--- Task goal ---
Pick out the lines below that include the string "错误日志".

── Task material ──

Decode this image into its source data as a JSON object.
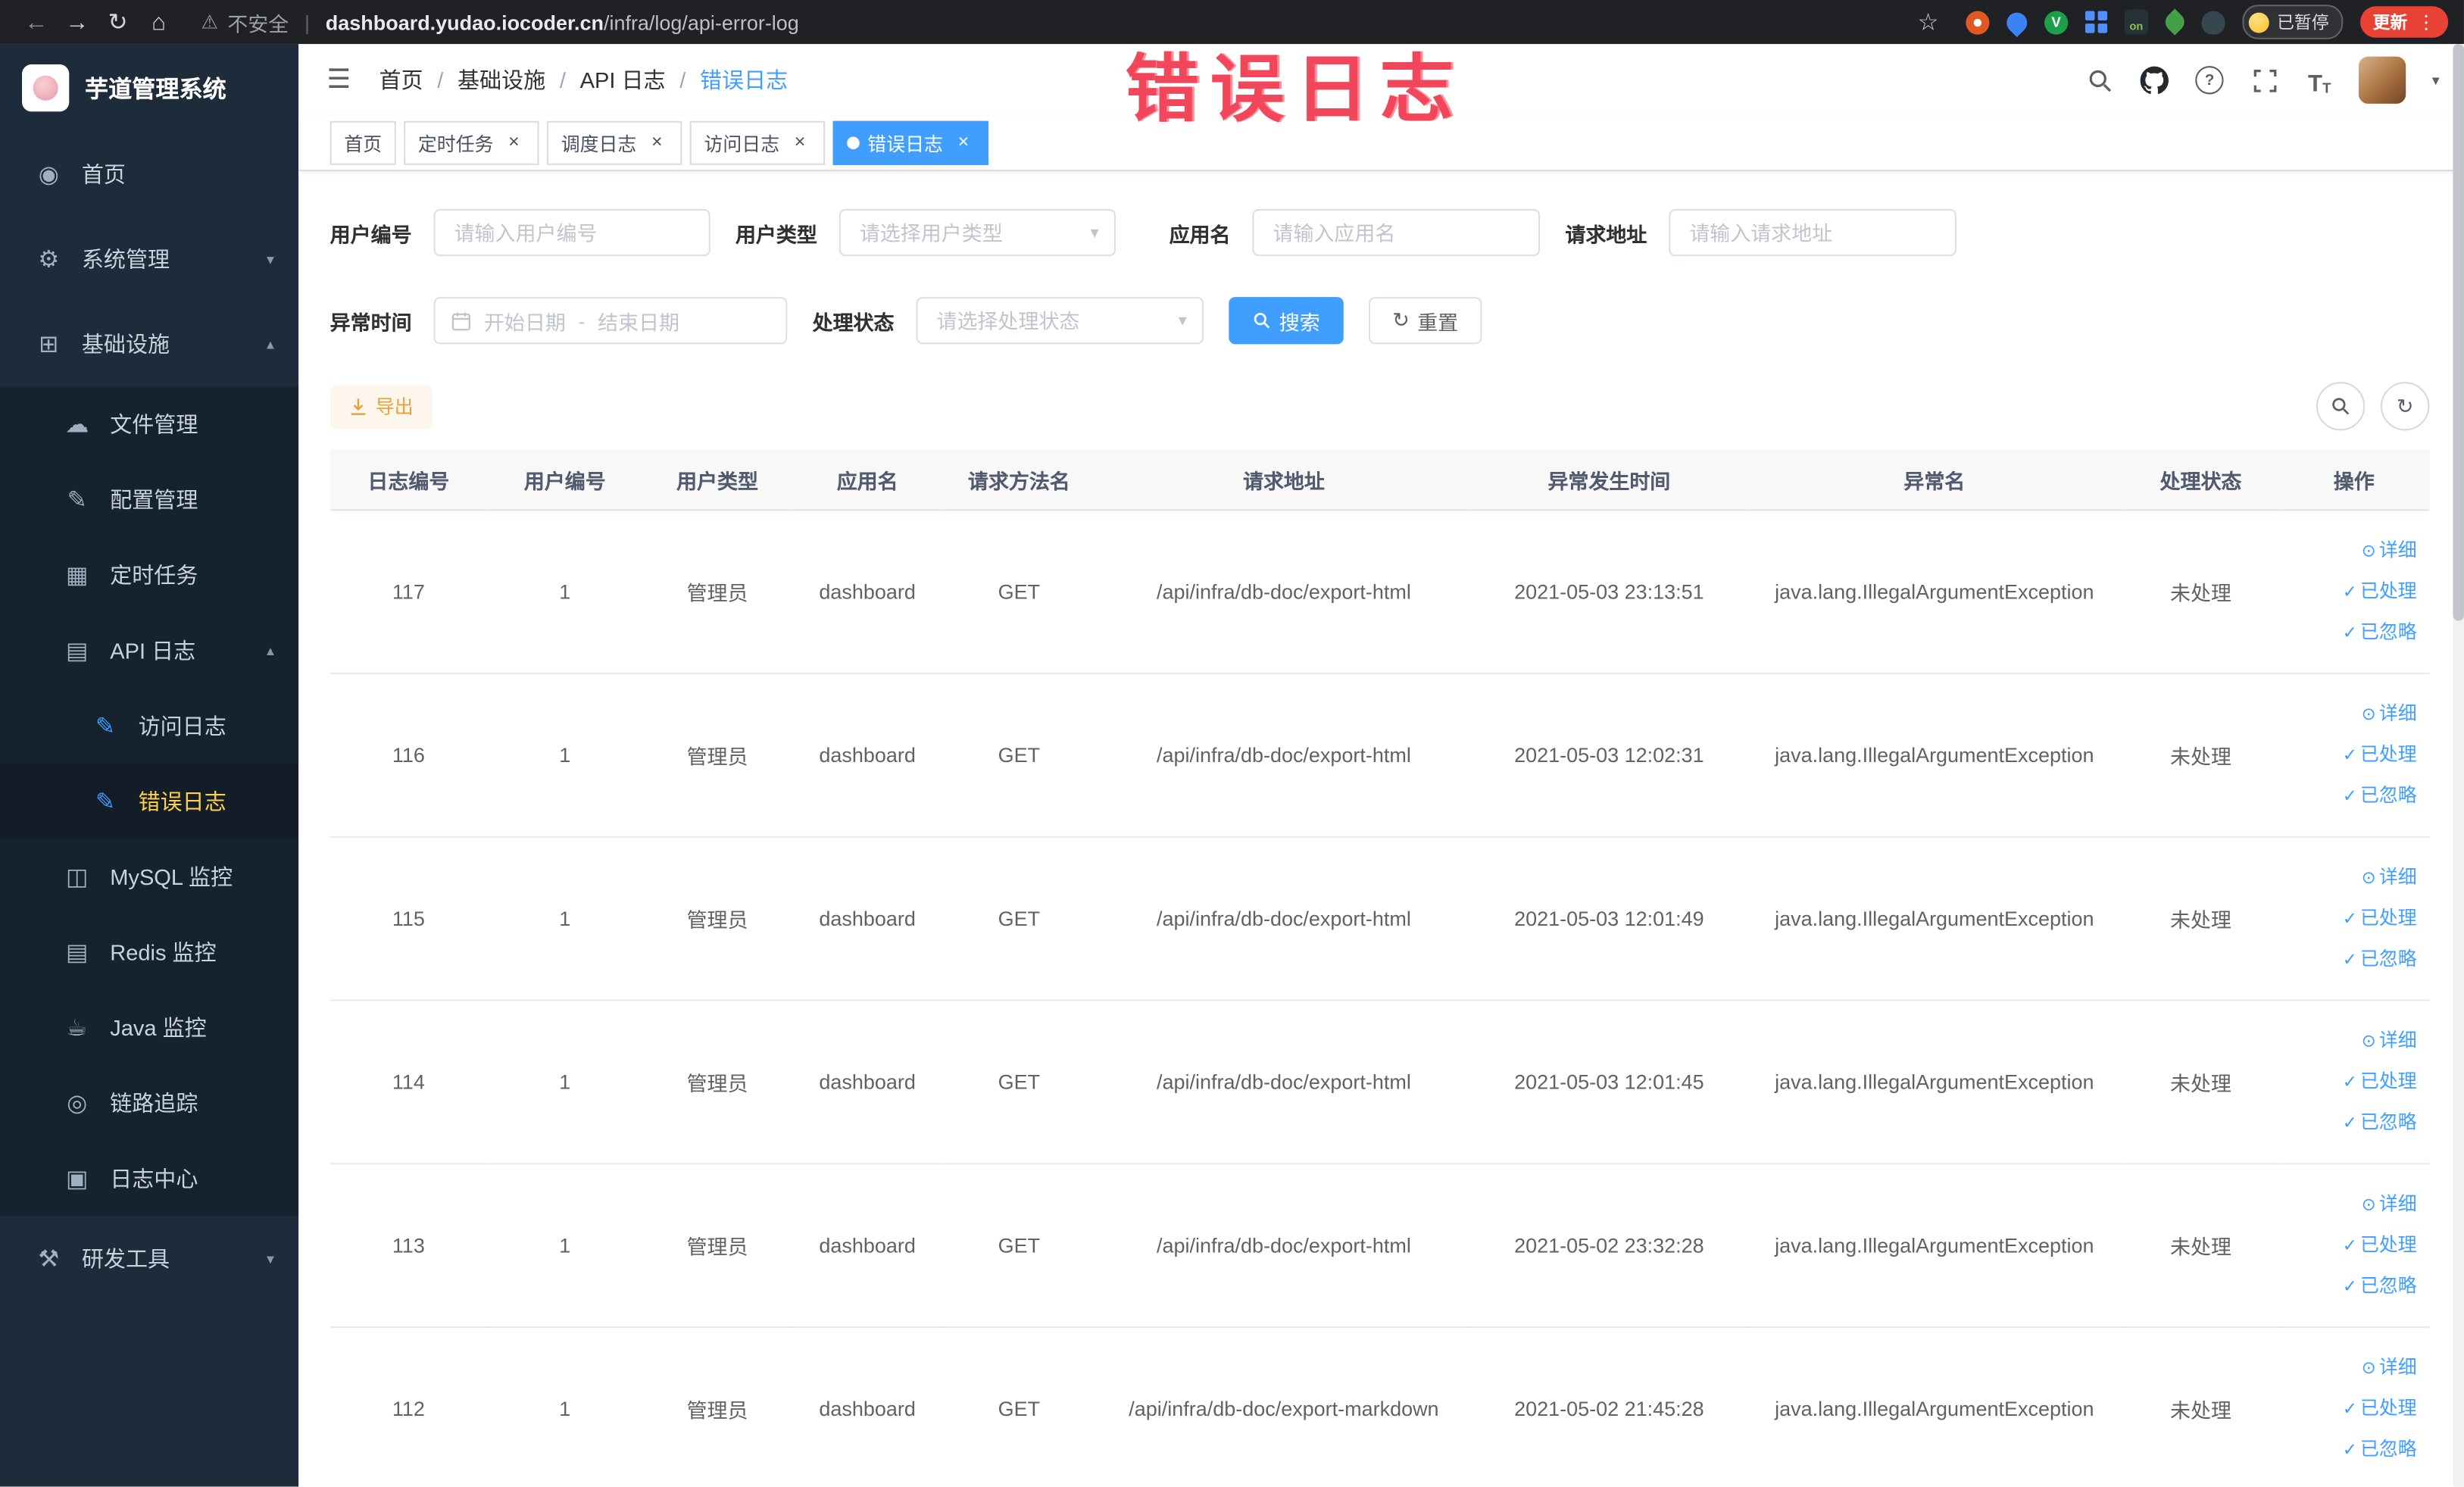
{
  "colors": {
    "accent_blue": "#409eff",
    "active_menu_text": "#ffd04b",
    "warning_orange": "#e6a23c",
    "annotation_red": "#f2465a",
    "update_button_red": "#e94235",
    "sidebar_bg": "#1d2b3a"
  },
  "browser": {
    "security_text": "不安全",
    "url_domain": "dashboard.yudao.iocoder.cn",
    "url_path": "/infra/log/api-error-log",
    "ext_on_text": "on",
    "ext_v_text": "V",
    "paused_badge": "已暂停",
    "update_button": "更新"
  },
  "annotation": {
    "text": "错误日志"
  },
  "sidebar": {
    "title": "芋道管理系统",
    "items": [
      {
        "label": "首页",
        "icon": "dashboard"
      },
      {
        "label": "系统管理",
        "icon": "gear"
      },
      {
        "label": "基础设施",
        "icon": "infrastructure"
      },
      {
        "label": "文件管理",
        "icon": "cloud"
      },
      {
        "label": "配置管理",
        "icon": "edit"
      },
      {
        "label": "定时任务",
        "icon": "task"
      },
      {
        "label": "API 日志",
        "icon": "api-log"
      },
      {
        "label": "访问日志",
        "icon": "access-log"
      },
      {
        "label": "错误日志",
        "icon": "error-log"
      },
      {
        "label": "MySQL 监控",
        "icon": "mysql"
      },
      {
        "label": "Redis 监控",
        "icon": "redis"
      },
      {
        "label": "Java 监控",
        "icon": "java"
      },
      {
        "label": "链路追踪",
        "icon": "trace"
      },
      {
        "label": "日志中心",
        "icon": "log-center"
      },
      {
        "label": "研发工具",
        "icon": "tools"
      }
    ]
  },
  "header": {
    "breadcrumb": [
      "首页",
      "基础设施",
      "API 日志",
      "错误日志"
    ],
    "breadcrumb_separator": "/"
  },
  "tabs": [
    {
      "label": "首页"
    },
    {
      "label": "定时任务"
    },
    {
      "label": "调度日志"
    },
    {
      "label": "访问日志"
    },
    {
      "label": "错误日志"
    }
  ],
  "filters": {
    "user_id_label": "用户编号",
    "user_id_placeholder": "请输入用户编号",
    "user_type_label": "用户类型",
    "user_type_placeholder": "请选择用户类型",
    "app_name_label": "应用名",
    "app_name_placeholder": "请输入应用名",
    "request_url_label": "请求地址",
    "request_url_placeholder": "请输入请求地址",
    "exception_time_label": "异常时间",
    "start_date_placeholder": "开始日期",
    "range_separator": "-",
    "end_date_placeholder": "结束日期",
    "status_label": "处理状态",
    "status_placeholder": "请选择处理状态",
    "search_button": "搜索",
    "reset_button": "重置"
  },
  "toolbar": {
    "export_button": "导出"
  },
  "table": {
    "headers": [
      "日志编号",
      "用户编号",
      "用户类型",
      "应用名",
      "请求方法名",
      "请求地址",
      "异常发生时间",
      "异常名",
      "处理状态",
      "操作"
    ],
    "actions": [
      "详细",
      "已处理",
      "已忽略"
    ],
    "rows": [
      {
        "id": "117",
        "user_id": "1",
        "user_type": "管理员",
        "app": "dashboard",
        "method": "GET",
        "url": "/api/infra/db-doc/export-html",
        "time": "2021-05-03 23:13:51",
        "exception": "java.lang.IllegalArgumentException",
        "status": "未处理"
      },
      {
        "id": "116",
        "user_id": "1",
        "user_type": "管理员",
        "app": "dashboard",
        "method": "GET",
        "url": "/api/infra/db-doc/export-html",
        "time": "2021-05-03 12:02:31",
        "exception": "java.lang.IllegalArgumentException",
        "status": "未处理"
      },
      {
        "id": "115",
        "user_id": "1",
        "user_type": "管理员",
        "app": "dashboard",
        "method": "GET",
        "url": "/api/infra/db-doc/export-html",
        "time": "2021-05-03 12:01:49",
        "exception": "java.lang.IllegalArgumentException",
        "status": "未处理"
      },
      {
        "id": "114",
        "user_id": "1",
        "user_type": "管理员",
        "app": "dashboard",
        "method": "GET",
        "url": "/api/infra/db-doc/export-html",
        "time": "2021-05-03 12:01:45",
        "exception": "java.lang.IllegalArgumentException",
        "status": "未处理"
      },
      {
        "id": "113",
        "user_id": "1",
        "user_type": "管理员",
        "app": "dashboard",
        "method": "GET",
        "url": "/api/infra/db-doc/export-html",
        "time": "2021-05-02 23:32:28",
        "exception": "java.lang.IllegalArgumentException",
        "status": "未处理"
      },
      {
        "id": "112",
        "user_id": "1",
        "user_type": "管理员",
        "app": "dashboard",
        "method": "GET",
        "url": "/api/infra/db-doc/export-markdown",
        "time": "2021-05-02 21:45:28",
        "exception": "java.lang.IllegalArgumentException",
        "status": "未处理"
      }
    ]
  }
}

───

--- Result for this task ---
    "text": "错误日志"
        "label": "错误日志",
      "错误日志"
      "label": "错误日志"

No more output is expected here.